Khamenei, solving his personal problem, would play into the hands of the American-Israeli assault on his country.
On the surface, the departure of Ahmadeinjad would cost Israel and the US the loss of their useful "anti-Semitic" boggy-man. But in fact it would play into the American-Israeli propaganda. The story would be that the remote, isolated, Iranian ruling Ayatollah was forced by the Iranian people to admit the falsity of the rigged election, calling into question rule by Ayatollahs who do not stand for election.
Mousavi and Ayatollah Montazeri are putting their besieged country at risk. Possibly they believe that ridding Iran of Ahmadeinjad's extreme image would gain Iran breathing room.
If Mousavi and Montazeri succeed in their ambitions, one likely result would be a loss in Iran's independence. The new rulers would have to continually defend Iran's new moderate and reformist image by giving in to American demands. If the government admits to a rigged election, the legitimacy of the Iranian Revolution would be called into question, setting up Iran for more US interference in its internal affairs.
For the American neoconservatives, democratic countries are those countries that submit to America's will, regardless of their form of government. "Democracy" is achieved by America ruling through puppet officials.
The American public might never know whether the Iranian election was legitimate or stolen. The US media serves as a propaganda device, not as a purveyor of truth. Election fraud is certainly a possibility—it happens even in America—and signs of fraud have appeared. Large numbers of votes were swiftly counted, which raises the question whether votes were counted or merely a result was announced.
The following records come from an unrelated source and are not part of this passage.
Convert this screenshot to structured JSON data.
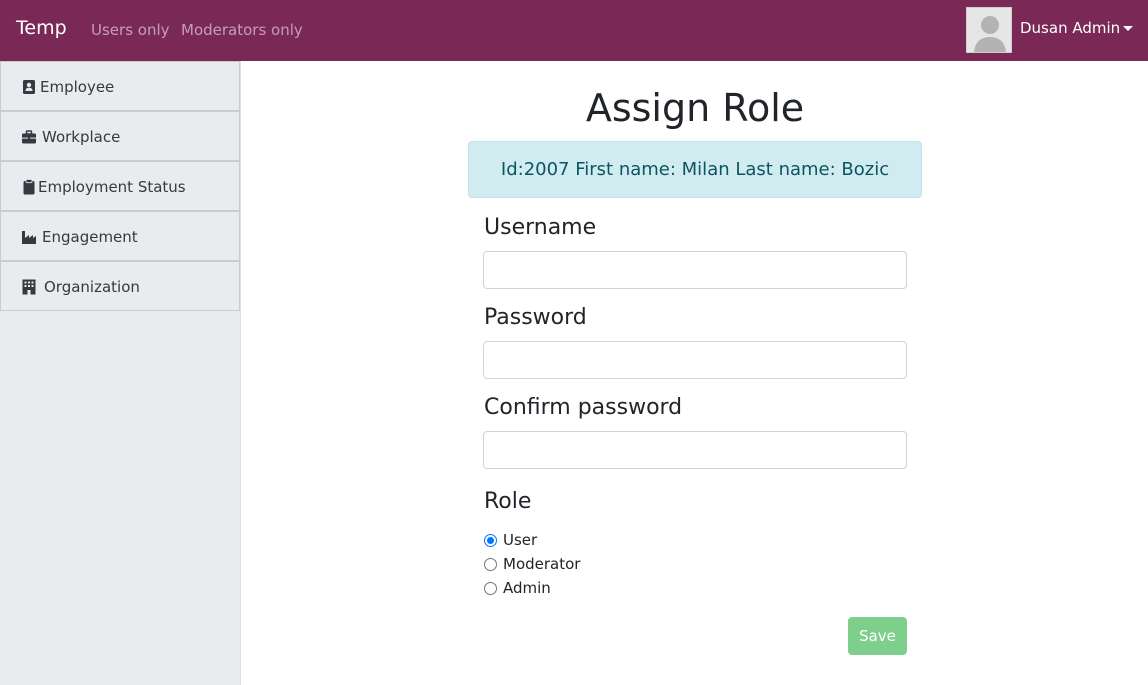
{
  "navbar": {
    "brand": "Temp",
    "links": [
      {
        "label": "Users only"
      },
      {
        "label": "Moderators only"
      }
    ],
    "user": {
      "name": "Dusan Admin"
    },
    "colors": {
      "background": "#7a2855"
    }
  },
  "sidebar": {
    "items": [
      {
        "label": "Employee",
        "icon": "address-card-icon"
      },
      {
        "label": "Workplace",
        "icon": "briefcase-icon"
      },
      {
        "label": "Employment Status",
        "icon": "clipboard-icon"
      },
      {
        "label": "Engagement",
        "icon": "industry-icon"
      },
      {
        "label": "Organization",
        "icon": "building-icon"
      }
    ]
  },
  "main": {
    "title": "Assign Role",
    "info": "Id:2007 First name: Milan Last name: Bozic",
    "fields": {
      "username": {
        "label": "Username",
        "value": ""
      },
      "password": {
        "label": "Password",
        "value": ""
      },
      "confirm": {
        "label": "Confirm password",
        "value": ""
      }
    },
    "role": {
      "label": "Role",
      "options": [
        {
          "label": "User",
          "checked": true
        },
        {
          "label": "Moderator",
          "checked": false
        },
        {
          "label": "Admin",
          "checked": false
        }
      ]
    },
    "save_label": "Save",
    "colors": {
      "save": "#7fcf8c",
      "alert_bg": "#d1ecf1",
      "alert_text": "#0c5460"
    }
  }
}
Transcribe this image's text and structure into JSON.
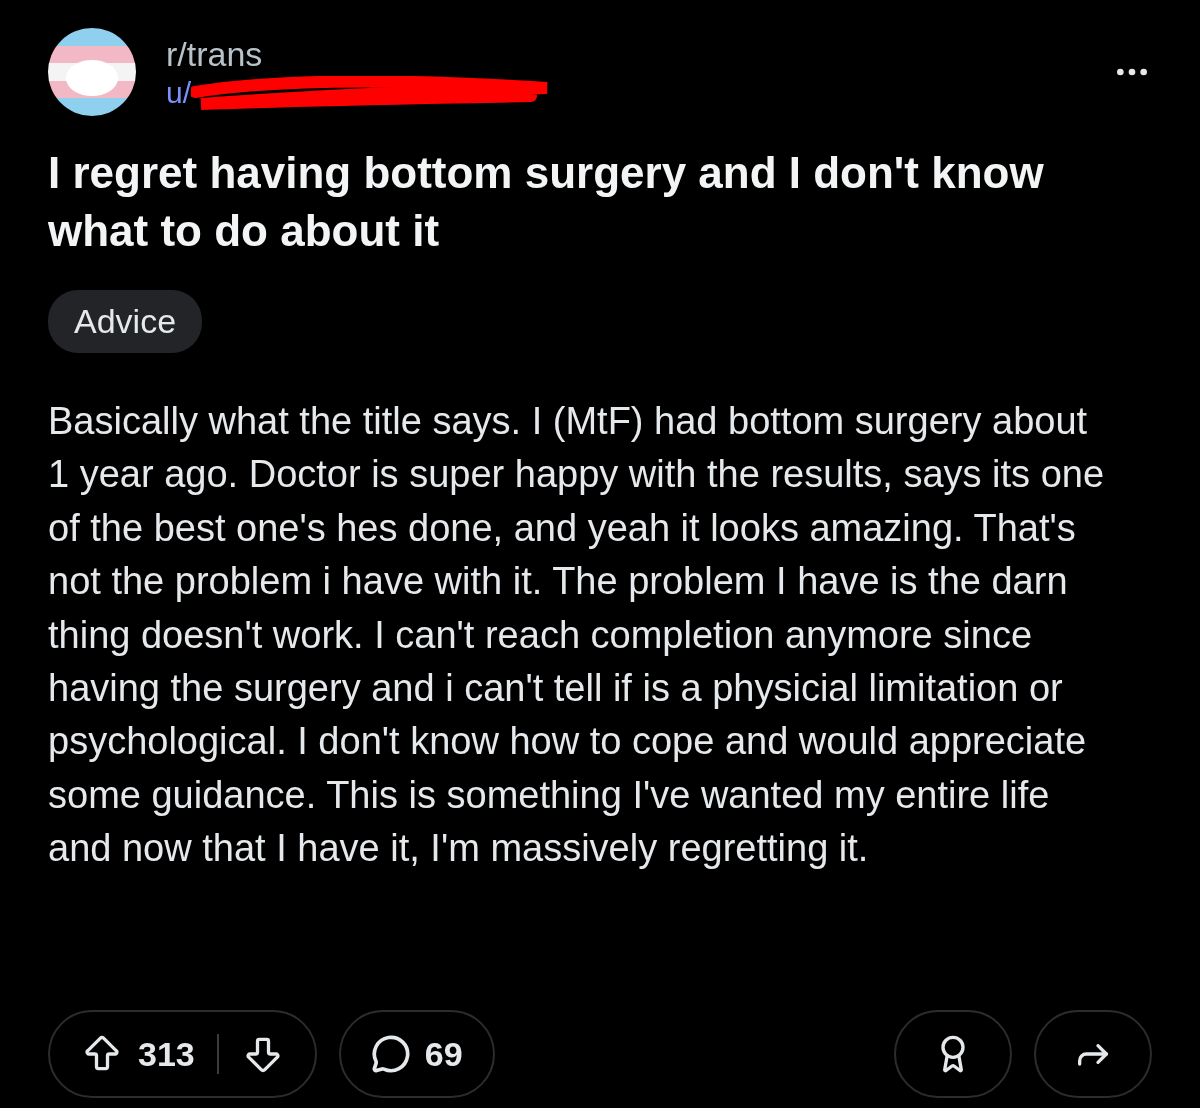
{
  "post": {
    "subreddit": "r/trans",
    "author": "u/",
    "author_redacted": true,
    "title": "I regret having bottom surgery and I don't know what to do about it",
    "flair": "Advice",
    "body": "Basically what the title says. I (MtF) had bottom surgery about 1 year ago. Doctor is super happy with the results, says its one of the best one's hes done, and yeah it looks amazing. That's not the problem i have with it. The problem I have is the darn thing doesn't work. I can't reach completion anymore since having the surgery and i can't tell if is a physicial limitation or psychological. I don't know how to cope and would appreciate some guidance. This is something I've wanted my entire life and now that I have it, I'm massively regretting it."
  },
  "actions": {
    "votes": "313",
    "comments": "69"
  }
}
The US media's response to the election was equally rapid. Having invested heavily in demonizing Ahmadinejad, the media is unwilling to accept election results that vindicate Ahmadinejad and declared fraud in advance of evidence, despite the pre-election poll results published in the June 15 Washington Post, which found Ahmadinejad to be the projected winner.
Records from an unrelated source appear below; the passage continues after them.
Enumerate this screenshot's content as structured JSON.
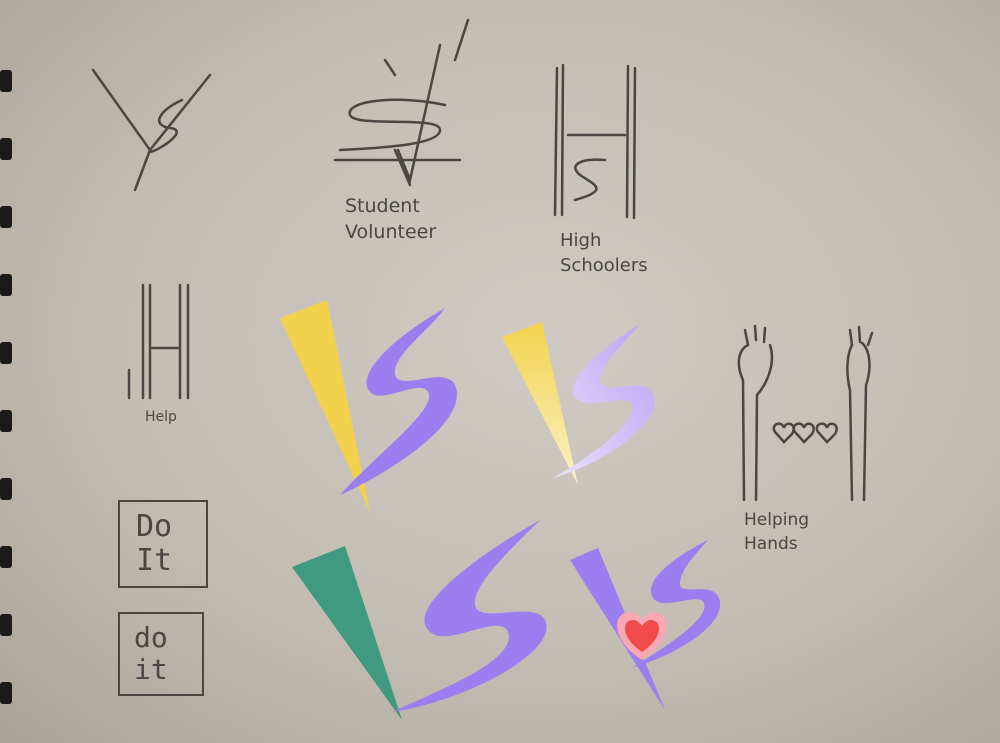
{
  "sketch": {
    "student_volunteer": [
      "Student",
      "Volunteer"
    ],
    "high_schoolers": [
      "High",
      "Schoolers"
    ],
    "help_label": "Help",
    "helping_hands": [
      "Helping",
      "Hands"
    ],
    "do_it_upper": [
      "Do",
      "It"
    ],
    "do_it_lower": [
      "do",
      "it"
    ]
  },
  "colors": {
    "paper": "#c9c4bc",
    "pencil": "#4a4643",
    "yellow": "#f2d24c",
    "purple": "#9b7ef0",
    "lavender": "#c2b0f5",
    "teal": "#3f9a80",
    "heart": "#f04a4a",
    "heart_glow": "#f7a8b3"
  }
}
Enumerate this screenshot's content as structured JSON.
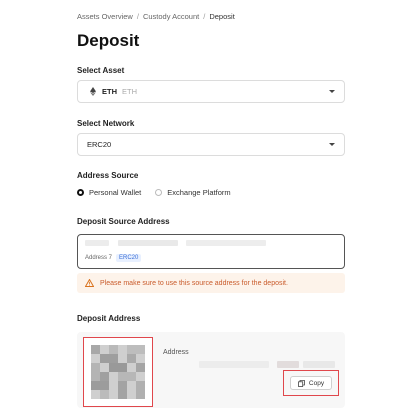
{
  "breadcrumb": [
    "Assets Overview",
    "Custody Account",
    "Deposit"
  ],
  "breadcrumb_sep": "/",
  "page_title": "Deposit",
  "select_asset": {
    "label": "Select Asset",
    "code": "ETH",
    "sub": "ETH",
    "icon": "ethereum-icon"
  },
  "select_network": {
    "label": "Select Network",
    "value": "ERC20"
  },
  "address_source": {
    "label": "Address Source",
    "options": [
      "Personal Wallet",
      "Exchange Platform"
    ],
    "selected": "Personal Wallet"
  },
  "deposit_source": {
    "label": "Deposit Source Address",
    "meta_label": "Address 7",
    "tag": "ERC20"
  },
  "warning": {
    "text": "Please make sure to use this source address for the deposit.",
    "icon": "warning-triangle-icon",
    "color": "#c95b2b"
  },
  "deposit_address": {
    "label": "Deposit Address",
    "address_title": "Address",
    "copy_label": "Copy",
    "copy_icon": "copy-icon"
  },
  "colors": {
    "highlight": "#e0474c",
    "tag": "#3b6fd6"
  }
}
There are many American interest groups that have a vested interest in the charge that the election was rigged. What is important to many Americans is not whether the election was fair, but whether the winner's rhetoric is allied with their goals.
For example, those numerous Americans who believe that both presidential and congressional elections were stolen during the Karl Rove Republican years are tempted to use the Iranian election protests to shame Americans for accepting the stolen Bush elections.
Feminists take the side of the "reformer" Mousavi.
Neoconservatives damn the election for suppressing the "peace candidate" who might acquiescent to Israel's demands to halt the development of Iranian nuclear energy.
Ideological and emotional agendas result in people distancing themselves from factual and analytical information, preferring instead information that fits with their material interests and emotional disposition.
The primacy of emotion over fact bids ill for the future. The extraordinary attention given to the Iranian election suggests that many American interests and emotions have a stake in the outcome.
Paul Craig Roberts [email him] was Assistant Secretary of the Treasury during President Reagan's first term. He was Associate Editor of the Wall Street Journal. He has held numerous academic appointments, including the William E. Simon Chair, Center for Strategic and International Studies, Georgetown University, and Senior Research Fellow, Hoover Institution, Stanford University. He was awarded the Legion of Honor by French President Francois Mitterrand. He is the author of Supply-Side Revolution : An Insider's Account of Policymaking in Washington; Alienation and the Soviet Economy and Meltdown: Inside the Soviet Economy, and is the co-author with Lawrence M. Stratton of The Tyranny of Good Intentions : How Prosecutors and Bureaucrats Are Trampling the Constitution in the Name of Justice. Click here for Peter Brimelow's Forbes Magazine interview with Roberts about the recent epidemic of prosecutorial misconduct.